Challenges in insurance architecture
The insurance industry faces particular challenges in this area, one from age, one from youth, and one from mashups.
Many carriers are built in such a way that they rely on legacy systems, “the way things have always been done,” and processes that have been in place for the better part of a century. Many processes have simply transferred from paper to electronic but remain the same.
Siloing – keeping widely useable knowledge locked in teams and departments in a way that stagnates the entire company – is common. New ideas and information must pass a sizeable barrier of entry. And, if there’s not an obvious choice for what team or role might take on new responsibilities as the business or industry grows and changes, those opportunities can be missed entirely.
Insurtechs and other industry startups suffer from a similar but opposite problem. When the chief tech officer is also the head of customer service and works with the sales team manager to decide how to handle human resource concerns, it can be difficult to delineate what roles belong where and how to organize and communicate in a way that facilitates growth.
Mergers & acquisitions activity in the industry is hotter than ever, and it exacerbates any architectural issues that may already exist in the organizations involved.
The business architecture shakedown
Reorganization. Anyone who’s been part of one may not have the sunshiniest attitude. Partly, business reorganizations are disruptive because uncertainty is bad for morale. Even when they go off without a hitch, there’s a period of slow-down for adjustments. It’s no wonder that when you talk business architecture, people automatically shy away from the idea.
Luckily, business architecture doesn’t inherently mean a restructure. Instead, business architecture is at its best when it’s used to find solutions that make the most sense for a particular organization, its culture, and its people.
One pain point across the insurance industry, particularly for legacy businesses, is change management. When new opportunities or challenges arise, it can seem to be easier to keep doing what you’re doing instead of overcoming inertia in the business to seize an opportunity. Let’s look at a hypothetical to see how business architecture can play a role.
Say your organization is having a problem with research content. You have writers, designers, and editors pulling together excellent content, but you never repurpose it and find yourself recreating the wheel with each new project.
Using a lens of business architecture, you could look at several different options. Consider the following scenarios:
- One enterprising employee is particularly invested in the problem, and passionately evangelizing about how to better use the content.

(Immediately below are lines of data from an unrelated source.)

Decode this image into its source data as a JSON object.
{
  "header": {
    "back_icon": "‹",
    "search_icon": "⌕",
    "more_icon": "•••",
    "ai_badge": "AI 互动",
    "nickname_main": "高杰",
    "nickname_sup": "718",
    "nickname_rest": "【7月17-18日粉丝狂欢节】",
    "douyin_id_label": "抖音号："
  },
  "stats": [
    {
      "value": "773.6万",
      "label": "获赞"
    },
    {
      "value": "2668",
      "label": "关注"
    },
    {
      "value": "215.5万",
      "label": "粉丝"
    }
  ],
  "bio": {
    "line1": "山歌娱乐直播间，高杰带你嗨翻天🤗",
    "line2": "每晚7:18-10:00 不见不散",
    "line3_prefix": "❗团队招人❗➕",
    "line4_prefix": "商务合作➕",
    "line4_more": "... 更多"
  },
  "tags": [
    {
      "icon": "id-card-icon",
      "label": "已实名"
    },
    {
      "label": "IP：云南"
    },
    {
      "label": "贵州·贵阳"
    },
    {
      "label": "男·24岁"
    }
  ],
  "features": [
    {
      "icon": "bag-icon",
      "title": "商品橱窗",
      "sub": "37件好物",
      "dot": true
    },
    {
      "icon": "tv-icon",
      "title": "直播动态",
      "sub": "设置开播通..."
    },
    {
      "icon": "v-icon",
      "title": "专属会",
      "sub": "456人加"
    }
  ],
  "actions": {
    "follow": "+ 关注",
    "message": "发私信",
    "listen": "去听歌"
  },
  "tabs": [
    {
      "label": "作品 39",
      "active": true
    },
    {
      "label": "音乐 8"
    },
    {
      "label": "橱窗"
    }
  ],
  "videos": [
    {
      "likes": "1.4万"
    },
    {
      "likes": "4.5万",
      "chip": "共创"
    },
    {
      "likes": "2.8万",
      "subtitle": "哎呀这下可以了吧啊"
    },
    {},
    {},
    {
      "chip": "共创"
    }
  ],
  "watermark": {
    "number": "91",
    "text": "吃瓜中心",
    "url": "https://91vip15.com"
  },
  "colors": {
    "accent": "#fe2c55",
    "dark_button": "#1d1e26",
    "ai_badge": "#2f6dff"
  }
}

Maybe they could take ownership of the content management and lead the charge for coordinating the other teams involved for better repurposing.
- Your content generation team managers work well together. Perhaps to handle the content management, they get together and work out best practices for how to ensure they have used previous research and repurposed the content before beginning a new project. They then relay the new protocols for saving, storing, and reusing assets to their teams.
- One particular content generation team recently experienced a shift in clientele and has more time on their hands. Maybe this team makes the most sense for “owning” the assets, adding it to their other duties in an organic way.
Any of those options may be a viable solution; the point is to recognize the various challenges and find a solution that is doable within your organization. In the previous example, if a team had a tendency to silo their information, then you certainly wouldn’t want to put them in charge of the content management unless you first addressed their siloing issue.
Business architecture used properly doesn’t have to mean a total shakeup. It means looking at your business’s goals, purpose, and products, and evaluating the tools and resources you have – in terms of employee talent, organizational structure, and technological aids – to make sure you are making the best use of your time and talents across the board.
For organizations looking to grow, business architecture is a big part of working smarter and not harder. If you’re interested in how AgentSync’s Manage tool can be part of that evaluation for your business, check out our Solutions page.